We believe in integrating our corporate values and business needs to meet the expectations of our customers, employees, partners, investors, communities and public at large. PenFed will volunteer its resources to the extent it can reasonably afford, to sustain the environment and to improve the quality of life of the people of the area in which it operates. We will comply with regulations relating to environment, constantly upgrade technology and apply state-of-the-art processes and practices that will comprehensively address issues related to climate change and global warming (Mayer, 1984).
We will continually endeavor to prevent pollution, ensure optimum use of resources and minimize harmful impacts of products and production processes, materials movement and its delivery throughout our supply chain. We will encourage our partners and service providers to adopt responsible business policies, business ethics and abide by our code of conduct.
- Bassuk, E. L. & Buckner, J. C. (1992). Out of mind – Out of sight. American Journal of Orthopsychiatry, 62(3), 330-331.
- Bellah, R. et al(1985). Habits of the heart: Individualism and commitment in American life. Berkeley, CA: University of California Press.

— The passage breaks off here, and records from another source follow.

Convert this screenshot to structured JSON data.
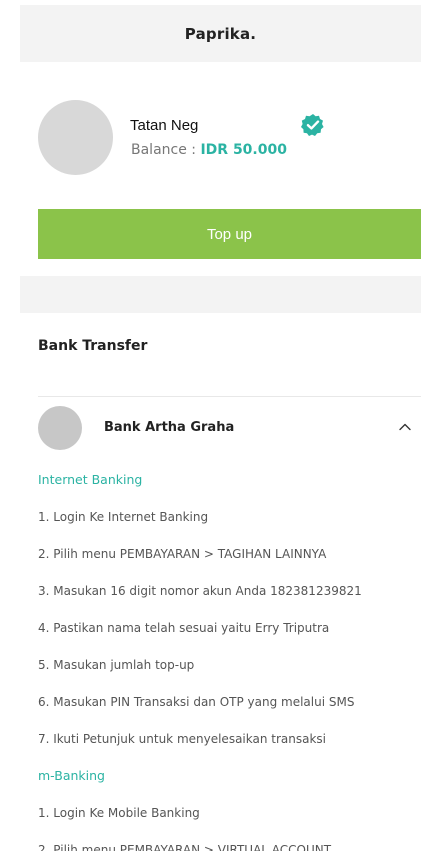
{
  "header": {
    "title": "Paprika."
  },
  "profile": {
    "name": "Tatan Neg",
    "balance_label": "Balance : ",
    "balance_amount": "IDR 50.000",
    "verified_icon": "verified-badge-icon",
    "accent_color": "#2bb3a3"
  },
  "topup": {
    "label": "Top up",
    "color": "#8bc34a"
  },
  "bank_transfer": {
    "section_title": "Bank Transfer",
    "bank": {
      "name": "Bank Artha Graha",
      "expanded_icon": "chevron-up-icon",
      "methods": [
        {
          "title": "Internet Banking",
          "steps": [
            "1. Login Ke Internet Banking",
            "2. Pilih menu PEMBAYARAN > TAGIHAN LAINNYA",
            "3. Masukan 16 digit nomor akun Anda  182381239821",
            "4. Pastikan nama telah sesuai yaitu Erry Triputra",
            "5. Masukan jumlah top-up",
            "6. Masukan PIN Transaksi dan OTP yang melalui SMS",
            "7. Ikuti Petunjuk untuk menyelesaikan transaksi"
          ]
        },
        {
          "title": "m-Banking",
          "steps": [
            "1. Login Ke Mobile Banking",
            "2. Pilih menu PEMBAYARAN > VIRTUAL ACCOUNT"
          ]
        }
      ]
    }
  }
}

- Carlin, J. E. (1971). Storefront lawyers in San Francisco. In R. Perucci and M. Pilisuk (Eds.) The triple revolution emerging: Social problems in depth (pp.445-458). Boston: Little Brown.
- Cnaan, R. A. (1991). Neighborhood representing organizations: How democratic are they? Social Service Review, 65, 614-634.
- Cox, F. M. (1987). Communities: Alternative conceptions of community: Implications for community organization practice. In F. M. Cox, J. L. Erlich, J. Rothman, & J.E. Tropman (Eds.), Strategies of community organization:
Macro practice, (pp.232-243). Itasca, IL: Peacock.